From Being In Love With Your Data to a Lasting Relationship

Good marketers desire to engage in long-term relationship with data. They develop a deep attachment for the abundant riches embedded with their data. These marketers recognize all the possibilities data makes available. Yet, the continuous onslaught of data, leaves many marketers feeling somewhat overwhelmed maybe even smothered. In this case, the love affair with data comes to a chilly halt.

Moving from love to a relationship takes commitment

We all know that making any relationship work in the long-term takes commitment. Similarly, you have to be committed to turning your data into actionable insights for it to have any depth or substance. What does a commitment of this level entail?

First, you must give your data and the associated analytics your undivided attention.  Second, you are going to have to invest– invest in new skills, new tools, and potentially even in new talent. If you wait for your data to be 100% perfect, you will miss opportunities. Third, you need to be willing to accept that there are imperfections in your data. Fourth, you need to be proactive. You have to choose to always make data and analytics the basis for your business decisions, not just when it is easy and convenient.  

Four Secrets to Making a Meaningful Long-Term Relationship with Your Data

You can reach deeper and understand your data’s inner-workings. These four steps will help you transform your infatuation with your data into something more meaningful.

  1.  Start with the Business Question

We’ve worked with hundreds of firms who are striving to become more data and analytically inclined. Whether they’re just starting out or they are already headed in the right direction, it is not uncommon for Marketers to arrive at a crossroads where they feel burdened and exhausted by the quantity of data.

Many of today’s business questions fall within the domain of Marketing. Questions such as:

  • What new customers or markets should be pursued ?
  • Which current markets or customers offer the best opportunities for growth?
  • Which customers at risk for defection?
  • What channels do customers most prefer and when?

At VisionEdge Marketing, we find that when we ask Marketers to step back and clarify what business question(s) they are trying to answer they become more invigorated.  When you gain clarity into business question(s) you can focus. Your data becomes more manageable.  

  1. Focus on a Known Problem

We imagine this first point revealed an infinite number of business questions. Perhaps as infinite as your data.  You can’t address every question at once.  In the words of Bernard Marr, “you need to know what you need to know.” Rather than trying to solve everything at once, start with a known problem that you must and can improve.

Identify which are the most important data as well as the best analytics to perform. Avoid becoming distracted by all the tangential questions that will surface as you begin to solve the original problem. Try to keep your scope manageable. Use this guide.

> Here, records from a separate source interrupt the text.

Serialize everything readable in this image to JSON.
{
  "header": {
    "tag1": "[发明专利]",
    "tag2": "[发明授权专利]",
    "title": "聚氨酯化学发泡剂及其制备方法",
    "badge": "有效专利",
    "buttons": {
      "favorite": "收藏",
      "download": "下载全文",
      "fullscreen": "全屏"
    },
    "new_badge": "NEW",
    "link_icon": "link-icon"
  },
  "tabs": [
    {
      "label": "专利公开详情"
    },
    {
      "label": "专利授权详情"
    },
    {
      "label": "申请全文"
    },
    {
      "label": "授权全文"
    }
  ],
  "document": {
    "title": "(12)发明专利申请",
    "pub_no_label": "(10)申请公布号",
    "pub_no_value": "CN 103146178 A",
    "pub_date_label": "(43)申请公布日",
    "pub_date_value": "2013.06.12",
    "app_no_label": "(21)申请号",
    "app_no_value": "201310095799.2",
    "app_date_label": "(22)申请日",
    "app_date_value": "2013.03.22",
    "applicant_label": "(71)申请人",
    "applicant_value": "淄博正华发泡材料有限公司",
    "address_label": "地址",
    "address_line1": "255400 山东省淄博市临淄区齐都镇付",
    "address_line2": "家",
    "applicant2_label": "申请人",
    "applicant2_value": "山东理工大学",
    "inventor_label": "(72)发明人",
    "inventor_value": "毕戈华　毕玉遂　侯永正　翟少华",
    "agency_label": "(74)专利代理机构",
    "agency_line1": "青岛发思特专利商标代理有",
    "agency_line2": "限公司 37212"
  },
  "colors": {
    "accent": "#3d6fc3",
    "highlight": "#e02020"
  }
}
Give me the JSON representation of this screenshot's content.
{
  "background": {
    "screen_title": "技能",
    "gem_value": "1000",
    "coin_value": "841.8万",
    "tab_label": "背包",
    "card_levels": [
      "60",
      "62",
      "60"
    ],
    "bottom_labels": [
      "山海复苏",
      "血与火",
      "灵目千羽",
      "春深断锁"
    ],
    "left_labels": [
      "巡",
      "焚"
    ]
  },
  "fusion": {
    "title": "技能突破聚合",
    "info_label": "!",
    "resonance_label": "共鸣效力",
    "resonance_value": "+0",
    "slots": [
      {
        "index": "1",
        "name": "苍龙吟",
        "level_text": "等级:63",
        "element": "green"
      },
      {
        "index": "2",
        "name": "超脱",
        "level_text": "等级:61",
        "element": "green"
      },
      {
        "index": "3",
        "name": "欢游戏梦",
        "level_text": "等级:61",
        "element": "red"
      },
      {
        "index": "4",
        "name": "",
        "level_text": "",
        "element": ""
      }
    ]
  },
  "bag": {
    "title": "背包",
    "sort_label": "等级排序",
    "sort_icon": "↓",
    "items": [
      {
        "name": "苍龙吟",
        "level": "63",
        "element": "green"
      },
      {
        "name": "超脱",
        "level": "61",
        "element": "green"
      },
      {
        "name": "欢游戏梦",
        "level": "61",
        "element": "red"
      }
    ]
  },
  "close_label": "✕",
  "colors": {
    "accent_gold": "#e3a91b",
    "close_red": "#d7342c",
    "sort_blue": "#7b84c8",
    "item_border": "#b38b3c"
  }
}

In 5 -6 grammatical and clear sentences, challenge yourself to articulate the problem, why it’s important, what data you need to solve it, and what solving it means to the organization.

  1. Identify an Executive Champion

Strong lasting relationships endure with the help from a quality support system.  A sponsor at the executive level is essential to fostering a deep relationship. To secure this level of support, seek the involvement of someone on the leadership team who trusts you and sees your data initiatives as vital to the long-term success of the business- such as your CFO or CIO. Once you have determined a candidate, ask your sponsor to share the responsibility for the initiative’s success. As this is no small request, make sure that your sponsor shares your passion for the value of data-driven decisions.

  1. Develop and Deploy a Plan

While raw data is captivating, it only provides you value in a processed state. You will need a plan that enables you to achieve the ideal end state for your organizations’ use of data. Your plan should address how will you go from descriptive (summarizes what has happened) to predictive (applying analytics to make predictions about what MIGHT happen future) to prescriptive (enables business decision-makers to act) use of your data. It will need to address in the words of Tom Davenport how you will become an analytics competitor.

To move from one stage to the next in a relationship is not something that just happens. It is a thoughtful and deliberate transformation that should be taken with care. In order to reach your desired state of commitment, you need a phased plan to move your data relationship forward.

Where do you begin? Here are some helpful tips to help you develop your plan.

  • Avoid making your plan too complicated.
  • Do make it SMART (specific, measurable, attainable, relevant, and time-based).
  • Consider the constraints and dependencies and well, plan accordingly. Your success may require you to create processes or improve existing ones. It may also require reallocating existing resources and adding new systems and tools to the already growing technology stack.
  • You may not have everything planned out prior to moving forward. Do not allow the unknowns or lack of budget to stall you. Turn to your champion for help.
  • Create incremental milestones in your plan that allow you to evaluate your progress and make adjustments.

With all the time and effort it takes to develop a strong, lasting and beneficial relationship, is it really worth the effort? Well, yes. You will be happier with a more stable base from which you can execute your decisions.  A long-standing and intimate relationship with your data will help you create a more customer-centric business with a better competitive position, greater market momentum, larger market share, and faster growth. The only thing left for you to do before committing to a data relationship is answer a final question, are you ready to take the leap of faith?